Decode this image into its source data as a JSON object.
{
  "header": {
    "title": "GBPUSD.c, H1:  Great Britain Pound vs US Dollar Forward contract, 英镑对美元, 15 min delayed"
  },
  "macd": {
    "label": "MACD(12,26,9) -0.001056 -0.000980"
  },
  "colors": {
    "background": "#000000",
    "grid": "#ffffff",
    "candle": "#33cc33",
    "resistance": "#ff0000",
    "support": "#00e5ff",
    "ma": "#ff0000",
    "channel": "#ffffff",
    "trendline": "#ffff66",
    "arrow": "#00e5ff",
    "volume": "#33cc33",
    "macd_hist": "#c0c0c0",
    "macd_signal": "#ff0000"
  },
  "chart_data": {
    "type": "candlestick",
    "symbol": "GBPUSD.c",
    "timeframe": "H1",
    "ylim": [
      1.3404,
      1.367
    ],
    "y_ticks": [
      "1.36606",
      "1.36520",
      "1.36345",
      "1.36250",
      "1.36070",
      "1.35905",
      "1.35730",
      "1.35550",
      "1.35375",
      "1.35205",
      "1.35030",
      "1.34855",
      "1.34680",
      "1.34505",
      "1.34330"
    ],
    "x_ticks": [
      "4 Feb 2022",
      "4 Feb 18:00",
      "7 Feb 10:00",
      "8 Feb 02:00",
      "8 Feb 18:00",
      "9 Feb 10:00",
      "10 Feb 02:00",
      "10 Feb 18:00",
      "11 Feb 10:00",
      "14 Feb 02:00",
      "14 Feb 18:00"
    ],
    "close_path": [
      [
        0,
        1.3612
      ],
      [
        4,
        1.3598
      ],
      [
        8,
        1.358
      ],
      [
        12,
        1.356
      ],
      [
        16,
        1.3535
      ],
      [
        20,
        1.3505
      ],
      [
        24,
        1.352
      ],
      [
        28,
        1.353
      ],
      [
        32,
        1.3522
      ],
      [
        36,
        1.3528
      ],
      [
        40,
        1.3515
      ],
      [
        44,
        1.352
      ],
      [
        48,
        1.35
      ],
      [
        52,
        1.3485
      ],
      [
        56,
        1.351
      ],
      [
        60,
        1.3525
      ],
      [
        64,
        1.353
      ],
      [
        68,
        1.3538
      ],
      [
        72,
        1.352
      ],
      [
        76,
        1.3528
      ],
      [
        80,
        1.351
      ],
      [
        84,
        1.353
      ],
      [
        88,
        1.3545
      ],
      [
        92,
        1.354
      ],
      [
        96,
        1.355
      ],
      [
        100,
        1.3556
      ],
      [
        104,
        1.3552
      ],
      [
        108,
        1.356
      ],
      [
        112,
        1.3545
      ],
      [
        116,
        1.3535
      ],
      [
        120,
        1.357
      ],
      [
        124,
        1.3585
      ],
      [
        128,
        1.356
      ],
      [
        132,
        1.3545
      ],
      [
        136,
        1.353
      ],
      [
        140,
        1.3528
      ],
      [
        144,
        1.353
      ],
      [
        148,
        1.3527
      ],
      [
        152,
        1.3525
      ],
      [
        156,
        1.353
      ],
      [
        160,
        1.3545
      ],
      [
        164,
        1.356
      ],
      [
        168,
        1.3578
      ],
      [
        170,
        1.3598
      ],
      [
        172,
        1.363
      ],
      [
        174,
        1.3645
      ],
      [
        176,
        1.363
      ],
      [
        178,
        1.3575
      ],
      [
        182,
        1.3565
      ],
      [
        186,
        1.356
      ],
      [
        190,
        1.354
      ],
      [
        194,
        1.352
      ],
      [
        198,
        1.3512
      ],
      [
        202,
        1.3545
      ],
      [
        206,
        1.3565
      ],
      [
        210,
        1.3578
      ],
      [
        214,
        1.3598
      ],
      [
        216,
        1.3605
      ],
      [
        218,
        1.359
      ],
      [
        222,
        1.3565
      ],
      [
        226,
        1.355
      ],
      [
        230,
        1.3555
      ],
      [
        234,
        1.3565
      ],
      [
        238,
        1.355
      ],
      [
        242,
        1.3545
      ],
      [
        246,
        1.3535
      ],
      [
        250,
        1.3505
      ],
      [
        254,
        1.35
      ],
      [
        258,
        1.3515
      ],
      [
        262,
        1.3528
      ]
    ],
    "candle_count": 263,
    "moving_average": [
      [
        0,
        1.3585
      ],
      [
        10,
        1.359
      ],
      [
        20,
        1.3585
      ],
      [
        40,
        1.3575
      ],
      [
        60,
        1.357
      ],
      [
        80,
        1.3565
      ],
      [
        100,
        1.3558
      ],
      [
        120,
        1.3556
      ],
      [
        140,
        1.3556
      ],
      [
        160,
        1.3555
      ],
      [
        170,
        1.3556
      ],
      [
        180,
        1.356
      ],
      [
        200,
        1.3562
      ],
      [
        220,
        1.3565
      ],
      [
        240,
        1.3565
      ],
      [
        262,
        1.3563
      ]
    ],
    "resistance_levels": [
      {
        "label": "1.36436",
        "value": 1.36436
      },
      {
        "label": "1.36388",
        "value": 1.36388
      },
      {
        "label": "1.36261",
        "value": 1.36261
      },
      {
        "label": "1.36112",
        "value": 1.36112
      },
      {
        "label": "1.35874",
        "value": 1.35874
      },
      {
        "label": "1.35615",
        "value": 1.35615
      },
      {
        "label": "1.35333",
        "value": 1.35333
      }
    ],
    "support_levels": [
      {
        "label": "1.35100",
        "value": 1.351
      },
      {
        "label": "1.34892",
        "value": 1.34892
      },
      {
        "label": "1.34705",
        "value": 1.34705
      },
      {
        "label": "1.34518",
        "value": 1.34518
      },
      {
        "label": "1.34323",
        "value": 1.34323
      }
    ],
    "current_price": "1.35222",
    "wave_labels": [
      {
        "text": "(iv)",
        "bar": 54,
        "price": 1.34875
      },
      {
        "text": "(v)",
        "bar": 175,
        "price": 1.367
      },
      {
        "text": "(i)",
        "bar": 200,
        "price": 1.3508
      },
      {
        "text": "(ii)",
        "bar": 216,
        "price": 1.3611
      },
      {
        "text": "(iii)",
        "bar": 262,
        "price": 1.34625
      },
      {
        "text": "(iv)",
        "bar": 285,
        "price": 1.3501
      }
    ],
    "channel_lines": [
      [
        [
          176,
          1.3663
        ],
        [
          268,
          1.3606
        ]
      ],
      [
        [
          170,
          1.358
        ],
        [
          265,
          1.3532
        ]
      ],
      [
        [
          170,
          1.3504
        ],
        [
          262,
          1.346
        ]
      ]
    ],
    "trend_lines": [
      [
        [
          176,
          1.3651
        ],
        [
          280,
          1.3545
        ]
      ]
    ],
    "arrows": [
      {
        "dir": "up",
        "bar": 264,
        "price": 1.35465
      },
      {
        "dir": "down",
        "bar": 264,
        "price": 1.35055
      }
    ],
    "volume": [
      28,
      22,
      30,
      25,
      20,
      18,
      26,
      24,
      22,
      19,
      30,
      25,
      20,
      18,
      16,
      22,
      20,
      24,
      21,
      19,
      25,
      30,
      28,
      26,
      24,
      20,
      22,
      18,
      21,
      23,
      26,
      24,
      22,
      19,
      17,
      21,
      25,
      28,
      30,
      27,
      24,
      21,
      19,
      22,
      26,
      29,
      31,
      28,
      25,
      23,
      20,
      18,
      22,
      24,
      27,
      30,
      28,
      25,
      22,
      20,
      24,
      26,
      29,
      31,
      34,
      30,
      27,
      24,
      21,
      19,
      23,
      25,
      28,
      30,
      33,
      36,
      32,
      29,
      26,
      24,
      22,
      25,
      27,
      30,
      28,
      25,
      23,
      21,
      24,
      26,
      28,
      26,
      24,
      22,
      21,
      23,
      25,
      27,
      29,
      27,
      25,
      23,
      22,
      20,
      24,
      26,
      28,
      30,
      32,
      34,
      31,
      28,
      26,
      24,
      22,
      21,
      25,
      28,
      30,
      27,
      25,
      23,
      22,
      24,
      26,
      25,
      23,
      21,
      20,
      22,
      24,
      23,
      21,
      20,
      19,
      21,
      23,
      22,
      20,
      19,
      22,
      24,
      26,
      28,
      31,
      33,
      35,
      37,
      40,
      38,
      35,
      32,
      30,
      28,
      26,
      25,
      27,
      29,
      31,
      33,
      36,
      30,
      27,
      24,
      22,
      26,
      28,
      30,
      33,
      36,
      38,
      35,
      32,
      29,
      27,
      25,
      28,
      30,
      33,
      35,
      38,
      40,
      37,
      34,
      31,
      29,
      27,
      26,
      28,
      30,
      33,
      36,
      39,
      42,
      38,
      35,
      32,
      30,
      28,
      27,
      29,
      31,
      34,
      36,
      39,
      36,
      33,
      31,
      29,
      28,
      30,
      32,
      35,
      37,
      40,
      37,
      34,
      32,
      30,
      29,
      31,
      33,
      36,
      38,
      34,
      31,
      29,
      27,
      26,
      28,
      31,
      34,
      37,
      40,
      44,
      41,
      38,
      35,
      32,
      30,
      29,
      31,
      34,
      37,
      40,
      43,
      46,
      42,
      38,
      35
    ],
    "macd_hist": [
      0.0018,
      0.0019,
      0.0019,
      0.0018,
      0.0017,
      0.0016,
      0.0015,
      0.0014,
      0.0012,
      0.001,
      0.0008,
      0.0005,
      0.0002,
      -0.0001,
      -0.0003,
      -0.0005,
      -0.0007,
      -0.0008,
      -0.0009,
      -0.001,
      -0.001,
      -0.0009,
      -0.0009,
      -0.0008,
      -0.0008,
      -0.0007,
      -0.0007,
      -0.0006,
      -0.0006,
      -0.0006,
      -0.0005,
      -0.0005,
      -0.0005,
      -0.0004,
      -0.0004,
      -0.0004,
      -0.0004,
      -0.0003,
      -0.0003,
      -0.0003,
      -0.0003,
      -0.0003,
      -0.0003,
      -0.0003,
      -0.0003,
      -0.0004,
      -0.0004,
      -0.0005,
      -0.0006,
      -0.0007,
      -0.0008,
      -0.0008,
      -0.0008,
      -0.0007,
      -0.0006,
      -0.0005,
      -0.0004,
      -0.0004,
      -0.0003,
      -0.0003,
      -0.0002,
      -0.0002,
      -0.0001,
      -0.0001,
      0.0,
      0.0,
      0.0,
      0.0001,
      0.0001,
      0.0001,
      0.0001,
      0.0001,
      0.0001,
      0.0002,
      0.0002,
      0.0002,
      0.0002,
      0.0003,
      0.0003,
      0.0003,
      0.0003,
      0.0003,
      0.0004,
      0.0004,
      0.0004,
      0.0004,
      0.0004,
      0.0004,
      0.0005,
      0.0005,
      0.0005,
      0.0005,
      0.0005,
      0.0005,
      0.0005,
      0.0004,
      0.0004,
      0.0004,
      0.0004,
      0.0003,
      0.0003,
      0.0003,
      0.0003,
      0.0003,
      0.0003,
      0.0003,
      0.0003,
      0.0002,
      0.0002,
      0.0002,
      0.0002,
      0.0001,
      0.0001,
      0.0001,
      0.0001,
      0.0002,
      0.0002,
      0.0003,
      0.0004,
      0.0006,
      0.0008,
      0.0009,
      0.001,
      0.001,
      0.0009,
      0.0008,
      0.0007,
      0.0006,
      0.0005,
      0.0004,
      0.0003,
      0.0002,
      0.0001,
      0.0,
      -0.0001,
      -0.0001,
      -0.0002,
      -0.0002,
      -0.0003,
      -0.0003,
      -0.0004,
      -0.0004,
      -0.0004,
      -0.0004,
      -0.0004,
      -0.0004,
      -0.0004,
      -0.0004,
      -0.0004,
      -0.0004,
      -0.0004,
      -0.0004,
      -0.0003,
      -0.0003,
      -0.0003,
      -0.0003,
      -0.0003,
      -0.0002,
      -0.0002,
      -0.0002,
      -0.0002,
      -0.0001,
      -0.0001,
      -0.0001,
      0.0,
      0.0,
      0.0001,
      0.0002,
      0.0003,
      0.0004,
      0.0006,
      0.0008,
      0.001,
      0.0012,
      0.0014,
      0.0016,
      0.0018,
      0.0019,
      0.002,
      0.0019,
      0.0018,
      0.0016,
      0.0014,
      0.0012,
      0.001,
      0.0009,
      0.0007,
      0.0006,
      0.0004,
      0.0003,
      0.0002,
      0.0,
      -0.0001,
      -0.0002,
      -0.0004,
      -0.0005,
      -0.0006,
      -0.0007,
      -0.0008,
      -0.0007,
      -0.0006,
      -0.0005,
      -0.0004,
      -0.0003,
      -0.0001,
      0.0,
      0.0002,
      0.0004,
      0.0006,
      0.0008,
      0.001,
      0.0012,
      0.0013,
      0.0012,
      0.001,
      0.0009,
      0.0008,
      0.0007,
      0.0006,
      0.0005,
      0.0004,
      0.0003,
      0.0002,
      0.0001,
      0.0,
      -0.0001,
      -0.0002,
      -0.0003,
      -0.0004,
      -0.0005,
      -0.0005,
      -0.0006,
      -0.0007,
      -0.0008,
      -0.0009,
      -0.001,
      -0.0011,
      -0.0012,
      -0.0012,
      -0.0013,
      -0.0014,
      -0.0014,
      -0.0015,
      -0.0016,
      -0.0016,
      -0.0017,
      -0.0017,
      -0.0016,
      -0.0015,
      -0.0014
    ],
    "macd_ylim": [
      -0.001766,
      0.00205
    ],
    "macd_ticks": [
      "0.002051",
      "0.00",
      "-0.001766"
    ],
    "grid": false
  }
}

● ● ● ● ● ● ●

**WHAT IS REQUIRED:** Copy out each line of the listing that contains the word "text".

**RESULT FOR THIS TASK:**
        "text": "(iv)",
        "text": "(v)",
        "text": "(i)",
        "text": "(ii)",
        "text": "(iii)",
        "text": "(iv)",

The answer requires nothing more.